> **Task statement**
Give back the entries verbatim.

*** Opening of The data ***

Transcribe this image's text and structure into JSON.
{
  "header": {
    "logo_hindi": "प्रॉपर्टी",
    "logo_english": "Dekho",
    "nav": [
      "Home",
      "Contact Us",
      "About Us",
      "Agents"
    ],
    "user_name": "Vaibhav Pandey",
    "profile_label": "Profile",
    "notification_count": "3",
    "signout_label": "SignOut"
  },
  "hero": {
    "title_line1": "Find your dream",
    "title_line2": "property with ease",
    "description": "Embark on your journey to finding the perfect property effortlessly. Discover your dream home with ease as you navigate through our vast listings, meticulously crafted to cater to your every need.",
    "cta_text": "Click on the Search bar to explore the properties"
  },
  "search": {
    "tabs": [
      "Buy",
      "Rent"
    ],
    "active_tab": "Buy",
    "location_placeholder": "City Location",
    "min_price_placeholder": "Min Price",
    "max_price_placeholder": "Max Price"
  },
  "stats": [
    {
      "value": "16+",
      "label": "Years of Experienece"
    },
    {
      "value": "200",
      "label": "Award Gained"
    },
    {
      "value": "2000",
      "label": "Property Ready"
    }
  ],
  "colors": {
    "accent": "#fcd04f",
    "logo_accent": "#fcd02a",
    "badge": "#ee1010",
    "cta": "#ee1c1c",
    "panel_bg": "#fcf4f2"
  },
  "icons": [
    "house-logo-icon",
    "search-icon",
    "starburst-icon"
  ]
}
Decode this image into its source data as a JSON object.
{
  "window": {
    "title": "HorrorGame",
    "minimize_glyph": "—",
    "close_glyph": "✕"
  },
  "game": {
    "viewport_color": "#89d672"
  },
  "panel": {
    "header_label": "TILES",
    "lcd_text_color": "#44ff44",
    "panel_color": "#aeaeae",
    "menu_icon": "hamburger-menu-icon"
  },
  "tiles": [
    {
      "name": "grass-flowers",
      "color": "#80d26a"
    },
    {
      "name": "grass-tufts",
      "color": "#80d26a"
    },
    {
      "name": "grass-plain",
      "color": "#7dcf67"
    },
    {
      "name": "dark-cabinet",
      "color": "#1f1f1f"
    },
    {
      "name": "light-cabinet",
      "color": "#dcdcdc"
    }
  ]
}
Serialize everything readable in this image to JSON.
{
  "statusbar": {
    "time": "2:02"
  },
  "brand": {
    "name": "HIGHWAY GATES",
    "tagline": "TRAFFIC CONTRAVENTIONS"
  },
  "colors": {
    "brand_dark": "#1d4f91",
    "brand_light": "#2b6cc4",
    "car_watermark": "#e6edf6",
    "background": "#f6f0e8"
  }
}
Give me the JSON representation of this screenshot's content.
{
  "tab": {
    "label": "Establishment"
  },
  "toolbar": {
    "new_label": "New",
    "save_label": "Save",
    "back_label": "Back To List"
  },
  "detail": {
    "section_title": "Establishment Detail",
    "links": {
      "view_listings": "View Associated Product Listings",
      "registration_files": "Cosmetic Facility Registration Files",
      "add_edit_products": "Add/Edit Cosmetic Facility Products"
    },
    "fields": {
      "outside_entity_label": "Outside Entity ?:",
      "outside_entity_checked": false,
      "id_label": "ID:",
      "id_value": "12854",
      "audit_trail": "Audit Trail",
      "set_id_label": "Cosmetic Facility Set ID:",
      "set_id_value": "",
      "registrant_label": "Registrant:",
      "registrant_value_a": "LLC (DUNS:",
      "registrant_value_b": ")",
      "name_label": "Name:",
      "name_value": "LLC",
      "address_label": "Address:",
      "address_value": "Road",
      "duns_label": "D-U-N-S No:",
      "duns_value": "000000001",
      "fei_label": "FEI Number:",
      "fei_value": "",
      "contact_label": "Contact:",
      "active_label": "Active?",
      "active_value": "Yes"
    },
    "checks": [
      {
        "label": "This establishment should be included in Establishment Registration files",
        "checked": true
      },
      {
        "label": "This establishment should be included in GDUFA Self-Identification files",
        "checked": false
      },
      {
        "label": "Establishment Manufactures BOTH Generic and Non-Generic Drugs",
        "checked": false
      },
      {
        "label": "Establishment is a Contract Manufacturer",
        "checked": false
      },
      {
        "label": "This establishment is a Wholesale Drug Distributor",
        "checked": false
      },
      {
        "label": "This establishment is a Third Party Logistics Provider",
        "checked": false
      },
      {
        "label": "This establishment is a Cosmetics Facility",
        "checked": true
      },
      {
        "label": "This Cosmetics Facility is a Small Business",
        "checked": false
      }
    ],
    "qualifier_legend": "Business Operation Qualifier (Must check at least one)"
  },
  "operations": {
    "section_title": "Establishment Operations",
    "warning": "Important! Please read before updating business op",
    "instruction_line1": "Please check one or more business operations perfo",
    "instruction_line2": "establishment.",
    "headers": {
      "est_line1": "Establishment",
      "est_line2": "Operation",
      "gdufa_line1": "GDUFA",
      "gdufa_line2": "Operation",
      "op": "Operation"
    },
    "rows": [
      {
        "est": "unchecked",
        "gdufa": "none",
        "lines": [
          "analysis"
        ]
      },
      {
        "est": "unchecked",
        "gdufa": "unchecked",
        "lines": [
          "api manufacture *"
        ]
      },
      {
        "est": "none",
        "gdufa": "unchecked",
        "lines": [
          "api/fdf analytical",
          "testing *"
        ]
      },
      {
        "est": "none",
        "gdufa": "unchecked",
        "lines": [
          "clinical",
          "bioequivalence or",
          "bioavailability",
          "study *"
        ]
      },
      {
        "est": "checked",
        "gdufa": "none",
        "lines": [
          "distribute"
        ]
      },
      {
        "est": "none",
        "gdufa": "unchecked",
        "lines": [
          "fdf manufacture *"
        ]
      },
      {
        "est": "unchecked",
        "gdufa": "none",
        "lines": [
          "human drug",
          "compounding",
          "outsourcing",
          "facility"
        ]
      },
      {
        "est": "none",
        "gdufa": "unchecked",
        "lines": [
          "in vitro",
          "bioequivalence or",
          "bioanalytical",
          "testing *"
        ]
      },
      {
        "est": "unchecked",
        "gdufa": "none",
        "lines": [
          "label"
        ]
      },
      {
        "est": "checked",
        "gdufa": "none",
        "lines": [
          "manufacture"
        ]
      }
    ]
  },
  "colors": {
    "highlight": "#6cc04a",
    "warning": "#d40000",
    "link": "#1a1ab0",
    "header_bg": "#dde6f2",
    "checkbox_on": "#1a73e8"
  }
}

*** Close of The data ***

> **Answer for this exercise**
Transcribe this image's text and structure into JSON.
{
  "header": {
    "logo_hindi": "प्रॉपर्टी",
    "logo_english": "Dekho",
    "nav": [
      "Home",
      "Contact Us",
      "About Us",
      "Agents"
    ],
    "user_name": "Vaibhav Pandey",
    "profile_label": "Profile",
    "notification_count": "3",
    "signout_label": "SignOut"
  },
  "hero": {
    "title_line1": "Find your dream",
    "title_line2": "property with ease",
    "description": "Embark on your journey to finding the perfect property effortlessly. Discover your dream home with ease as you navigate through our vast listings, meticulously crafted to cater to your every need.",
    "cta_text": "Click on the Search bar to explore the properties"
  },
  "search": {
    "tabs": [
      "Buy",
      "Rent"
    ],
    "active_tab": "Buy",
    "location_placeholder": "City Location",
    "min_price_placeholder": "Min Price",
    "max_price_placeholder": "Max Price"
  },
  "stats": [
    {
      "value": "16+",
      "label": "Years of Experienece"
    },
    {
      "value": "200",
      "label": "Award Gained"
    },
    {
      "value": "2000",
      "label": "Property Ready"
    }
  ],
  "colors": {
    "accent": "#fcd04f",
    "logo_accent": "#fcd02a",
    "badge": "#ee1010",
    "cta": "#ee1c1c",
    "panel_bg": "#fcf4f2"
  },
  "icons": [
    "house-logo-icon",
    "search-icon",
    "starburst-icon"
  ]
}
Decode this image into its source data as a JSON object.
{
  "window": {
    "title": "HorrorGame",
    "minimize_glyph": "—",
    "close_glyph": "✕"
  },
  "game": {
    "viewport_color": "#89d672"
  },
  "panel": {
    "header_label": "TILES",
    "lcd_text_color": "#44ff44",
    "panel_color": "#aeaeae",
    "menu_icon": "hamburger-menu-icon"
  },
  "tiles": [
    {
      "name": "grass-flowers",
      "color": "#80d26a"
    },
    {
      "name": "grass-tufts",
      "color": "#80d26a"
    },
    {
      "name": "grass-plain",
      "color": "#7dcf67"
    },
    {
      "name": "dark-cabinet",
      "color": "#1f1f1f"
    },
    {
      "name": "light-cabinet",
      "color": "#dcdcdc"
    }
  ]
}
Serialize everything readable in this image to JSON.
{
  "statusbar": {
    "time": "2:02"
  },
  "brand": {
    "name": "HIGHWAY GATES",
    "tagline": "TRAFFIC CONTRAVENTIONS"
  },
  "colors": {
    "brand_dark": "#1d4f91",
    "brand_light": "#2b6cc4",
    "car_watermark": "#e6edf6",
    "background": "#f6f0e8"
  }
}
Give me the JSON representation of this screenshot's content.
{
  "tab": {
    "label": "Establishment"
  },
  "toolbar": {
    "new_label": "New",
    "save_label": "Save",
    "back_label": "Back To List"
  },
  "detail": {
    "section_title": "Establishment Detail",
    "links": {
      "view_listings": "View Associated Product Listings",
      "registration_files": "Cosmetic Facility Registration Files",
      "add_edit_products": "Add/Edit Cosmetic Facility Products"
    },
    "fields": {
      "outside_entity_label": "Outside Entity ?:",
      "outside_entity_checked": false,
      "id_label": "ID:",
      "id_value": "12854",
      "audit_trail": "Audit Trail",
      "set_id_label": "Cosmetic Facility Set ID:",
      "set_id_value": "",
      "registrant_label": "Registrant:",
      "registrant_value_a": "LLC (DUNS:",
      "registrant_value_b": ")",
      "name_label": "Name:",
      "name_value": "LLC",
      "address_label": "Address:",
      "address_value": "Road",
      "duns_label": "D-U-N-S No:",
      "duns_value": "000000001",
      "fei_label": "FEI Number:",
      "fei_value": "",
      "contact_label": "Contact:",
      "active_label": "Active?",
      "active_value": "Yes"
    },
    "checks": [
      {
        "label": "This establishment should be included in Establishment Registration files",
        "checked": true
      },
      {
        "label": "This establishment should be included in GDUFA Self-Identification files",
        "checked": false
      },
      {
        "label": "Establishment Manufactures BOTH Generic and Non-Generic Drugs",
        "checked": false
      },
      {
        "label": "Establishment is a Contract Manufacturer",
        "checked": false
      },
      {
        "label": "This establishment is a Wholesale Drug Distributor",
        "checked": false
      },
      {
        "label": "This establishment is a Third Party Logistics Provider",
        "checked": false
      },
      {
        "label": "This establishment is a Cosmetics Facility",
        "checked": true
      },
      {
        "label": "This Cosmetics Facility is a Small Business",
        "checked": false
      }
    ],
    "qualifier_legend": "Business Operation Qualifier (Must check at least one)"
  },
  "operations": {
    "section_title": "Establishment Operations",
    "warning": "Important! Please read before updating business op",
    "instruction_line1": "Please check one or more business operations perfo",
    "instruction_line2": "establishment.",
    "headers": {
      "est_line1": "Establishment",
      "est_line2": "Operation",
      "gdufa_line1": "GDUFA",
      "gdufa_line2": "Operation",
      "op": "Operation"
    },
    "rows": [
      {
        "est": "unchecked",
        "gdufa": "none",
        "lines": [
          "analysis"
        ]
      },
      {
        "est": "unchecked",
        "gdufa": "unchecked",
        "lines": [
          "api manufacture *"
        ]
      },
      {
        "est": "none",
        "gdufa": "unchecked",
        "lines": [
          "api/fdf analytical",
          "testing *"
        ]
      },
      {
        "est": "none",
        "gdufa": "unchecked",
        "lines": [
          "clinical",
          "bioequivalence or",
          "bioavailability",
          "study *"
        ]
      },
      {
        "est": "checked",
        "gdufa": "none",
        "lines": [
          "distribute"
        ]
      },
      {
        "est": "none",
        "gdufa": "unchecked",
        "lines": [
          "fdf manufacture *"
        ]
      },
      {
        "est": "unchecked",
        "gdufa": "none",
        "lines": [
          "human drug",
          "compounding",
          "outsourcing",
          "facility"
        ]
      },
      {
        "est": "none",
        "gdufa": "unchecked",
        "lines": [
          "in vitro",
          "bioequivalence or",
          "bioanalytical",
          "testing *"
        ]
      },
      {
        "est": "unchecked",
        "gdufa": "none",
        "lines": [
          "label"
        ]
      },
      {
        "est": "checked",
        "gdufa": "none",
        "lines": [
          "manufacture"
        ]
      }
    ]
  },
  "colors": {
    "highlight": "#6cc04a",
    "warning": "#d40000",
    "link": "#1a1ab0",
    "header_bg": "#dde6f2",
    "checkbox_on": "#1a73e8"
  }
}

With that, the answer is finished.